Interface dataset entries
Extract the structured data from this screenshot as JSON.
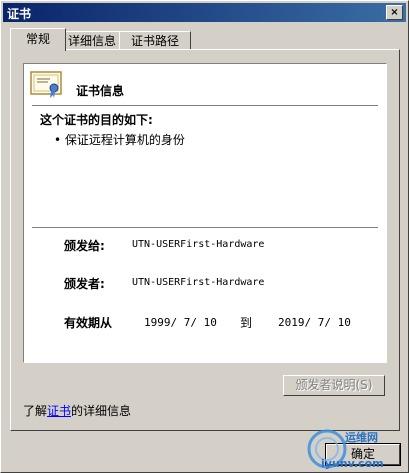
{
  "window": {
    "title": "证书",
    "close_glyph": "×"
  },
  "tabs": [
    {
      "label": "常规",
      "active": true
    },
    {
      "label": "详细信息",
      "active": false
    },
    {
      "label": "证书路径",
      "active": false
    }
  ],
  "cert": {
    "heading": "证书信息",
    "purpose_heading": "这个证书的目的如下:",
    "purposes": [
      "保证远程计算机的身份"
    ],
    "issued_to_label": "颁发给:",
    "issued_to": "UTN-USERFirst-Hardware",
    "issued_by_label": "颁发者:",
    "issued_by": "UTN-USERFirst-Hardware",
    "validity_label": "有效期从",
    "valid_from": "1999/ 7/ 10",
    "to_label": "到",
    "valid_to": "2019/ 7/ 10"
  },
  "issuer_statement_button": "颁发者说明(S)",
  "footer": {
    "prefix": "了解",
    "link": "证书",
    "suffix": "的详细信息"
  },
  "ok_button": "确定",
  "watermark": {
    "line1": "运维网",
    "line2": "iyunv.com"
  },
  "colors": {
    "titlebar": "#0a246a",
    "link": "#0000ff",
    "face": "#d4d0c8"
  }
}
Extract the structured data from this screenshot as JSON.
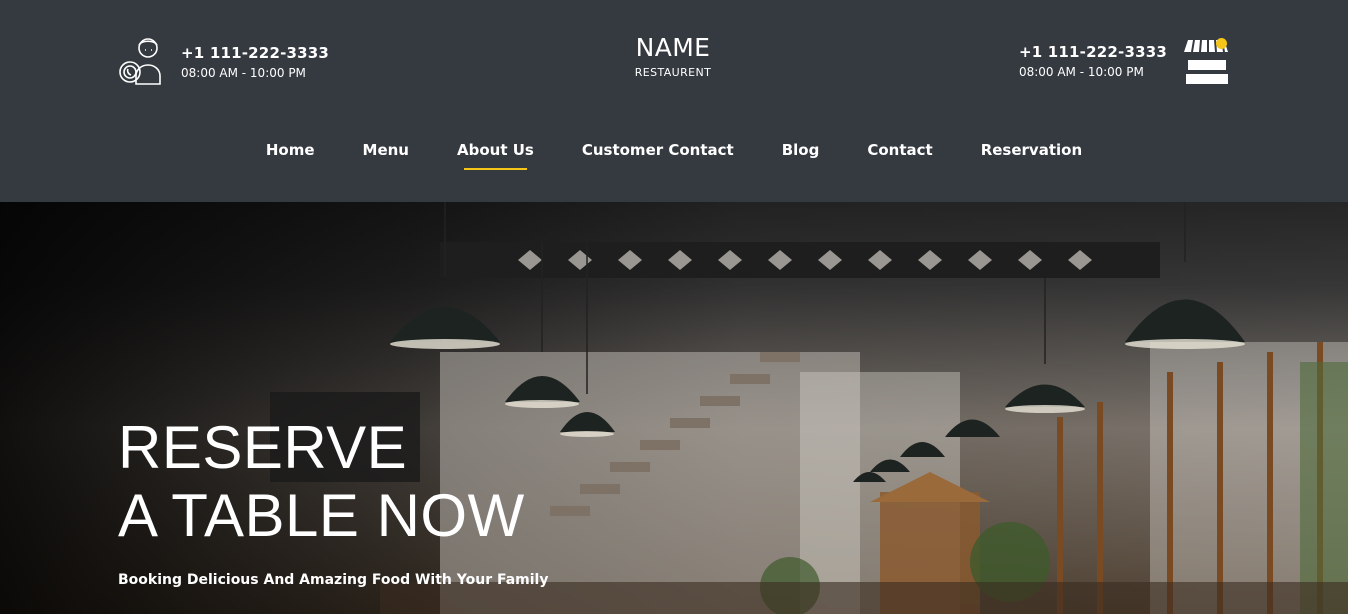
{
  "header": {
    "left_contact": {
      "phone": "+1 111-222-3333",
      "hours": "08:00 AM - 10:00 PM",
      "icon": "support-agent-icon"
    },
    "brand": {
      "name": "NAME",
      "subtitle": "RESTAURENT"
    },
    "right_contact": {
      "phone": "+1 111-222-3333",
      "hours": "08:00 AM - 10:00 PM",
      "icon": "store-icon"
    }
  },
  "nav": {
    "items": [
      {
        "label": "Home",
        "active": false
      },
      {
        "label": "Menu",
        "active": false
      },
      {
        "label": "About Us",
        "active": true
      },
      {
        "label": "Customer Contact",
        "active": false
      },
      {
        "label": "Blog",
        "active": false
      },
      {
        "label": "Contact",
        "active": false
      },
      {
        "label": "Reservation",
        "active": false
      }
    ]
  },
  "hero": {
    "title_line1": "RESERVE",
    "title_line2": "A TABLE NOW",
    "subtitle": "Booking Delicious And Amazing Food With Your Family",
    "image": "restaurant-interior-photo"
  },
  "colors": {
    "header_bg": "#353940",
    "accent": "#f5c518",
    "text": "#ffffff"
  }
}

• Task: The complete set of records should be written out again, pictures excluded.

• Answer:
Extract the structured data from this screenshot as JSON.
{
  "window": {
    "title": "证书",
    "close_glyph": "×"
  },
  "tabs": [
    {
      "label": "常规",
      "active": true
    },
    {
      "label": "详细信息",
      "active": false
    },
    {
      "label": "证书路径",
      "active": false
    }
  ],
  "cert": {
    "heading": "证书信息",
    "purpose_heading": "这个证书的目的如下:",
    "purposes": [
      "保证远程计算机的身份"
    ],
    "issued_to_label": "颁发给:",
    "issued_to": "UTN-USERFirst-Hardware",
    "issued_by_label": "颁发者:",
    "issued_by": "UTN-USERFirst-Hardware",
    "validity_label": "有效期从",
    "valid_from": "1999/ 7/ 10",
    "to_label": "到",
    "valid_to": "2019/ 7/ 10"
  },
  "issuer_statement_button": "颁发者说明(S)",
  "footer": {
    "prefix": "了解",
    "link": "证书",
    "suffix": "的详细信息"
  },
  "ok_button": "确定",
  "watermark": {
    "line1": "运维网",
    "line2": "iyunv.com"
  },
  "colors": {
    "titlebar": "#0a246a",
    "link": "#0000ff",
    "face": "#d4d0c8"
  }
}
Extract the structured data from this screenshot as JSON.
{
  "header": {
    "left_contact": {
      "phone": "+1 111-222-3333",
      "hours": "08:00 AM - 10:00 PM",
      "icon": "support-agent-icon"
    },
    "brand": {
      "name": "NAME",
      "subtitle": "RESTAURENT"
    },
    "right_contact": {
      "phone": "+1 111-222-3333",
      "hours": "08:00 AM - 10:00 PM",
      "icon": "store-icon"
    }
  },
  "nav": {
    "items": [
      {
        "label": "Home",
        "active": false
      },
      {
        "label": "Menu",
        "active": false
      },
      {
        "label": "About Us",
        "active": true
      },
      {
        "label": "Customer Contact",
        "active": false
      },
      {
        "label": "Blog",
        "active": false
      },
      {
        "label": "Contact",
        "active": false
      },
      {
        "label": "Reservation",
        "active": false
      }
    ]
  },
  "hero": {
    "title_line1": "RESERVE",
    "title_line2": "A TABLE NOW",
    "subtitle": "Booking Delicious And Amazing Food With Your Family",
    "image": "restaurant-interior-photo"
  },
  "colors": {
    "header_bg": "#353940",
    "accent": "#f5c518",
    "text": "#ffffff"
  }
}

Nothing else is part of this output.